Uber must return files it stole to Waymo, Google's self-driving unit. This is the latest development in the high-stakes battle over intellectual property theft involving Waymo's autonomous driving technology and Uber's alleged use of it to fuel its own self-driving technology.
US Judge: Uber Must Return Stolen Files To Waymo
According to the federal judge who ordered Uber to return the stolen files, the ride-hailing company knew, or should have known, that the ex-Waymo engineer it hired had taken a trove of Waymo's proprietary blueprints potentially including trade secrets, and that had "seeped into" Uber's self-driving development.
The ruling, delivered Monday, May 15, by U.S. District Judge William Alsup, put Uber on the losing end of the battle, slowing its plight in the race to dominate the burgeoning self-driving industry, which market analysts believe could be worth billions of dollars in the long run.

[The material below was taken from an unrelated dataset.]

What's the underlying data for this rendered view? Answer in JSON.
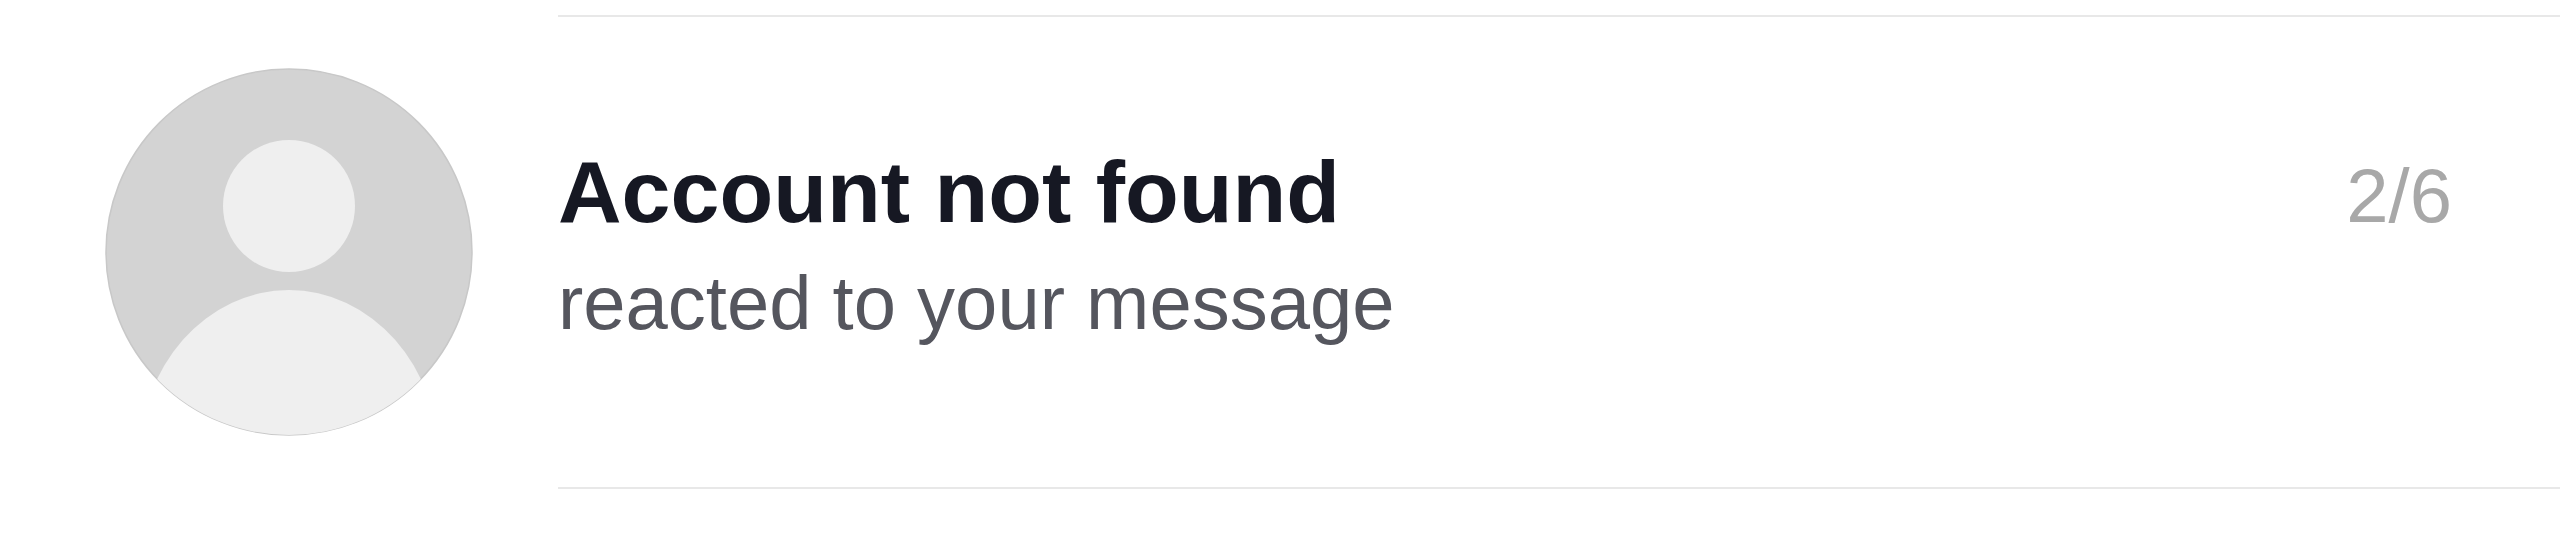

According to Alsup, Waymo "has shown compelling evidence that its former star engineer" Anthony Levandowski "pilfered" thousands of Waymo documents. Uber must now return those documents either to Waymo or the court by end of May.
Uber was also ordered to distance Levandowski from any form of work that directly involves the self-driving technology called Lidar, the centerpiece of this whole high-stakes legal war between the two companies.
Alsup also ordered Uber to complete an investigation next month regarding the downloaded documents from Waymo and provide the company with a detailed log of written and spoken correspondence between Uber and Levandowski over Lidar.
The case is based on Levandowski allegedly stealing files from Waymo before he left the company to bootstrap a startup called Otto, which Uber later acquired for $680 million in August 2016. Waymo's claim is that those files were somehow integrated into Uber's own self-driving technology, which Alsup has now confirmed.
Levandowski had until last month run Uber's self-driving unit, before halting his involvement and responsibilities amid the legal battle. He had previously asserted his Fifth Amendment rights against self-incrimination, choosing to be tight-lipped.
What Happens To Uber's Self-Driving Efforts?
The ruling, however, did not shut down Uber's self-driving operations altogether, which would have likely caused a major setback to Uber's business, seeing as it plans to heavily rely on self-driving cars to service people in the near future.
Despite the blow caused by the ruling, Uber is pleased that it can continue "building and utilizing" its own self-driving technology.
Waymo And Lyft Cozy Up To Each Other
Amid the court case, Waymo has announced a partnership with Lyft on self-driving car pilots on Sunday, May 14. Lyft, for the uninitiated, is Uber's direct competitor. The partnership will boost both companies' efforts to have a leg up in the autonomous driving race.
Expect due coverage as soon as Waymo and Uber's legal battle develops.
Meanwhile, if you have thoughts or opinions about the recent ruling ordering Uber to return stolen documents to Waymo, feel free to sound off in the comments section below!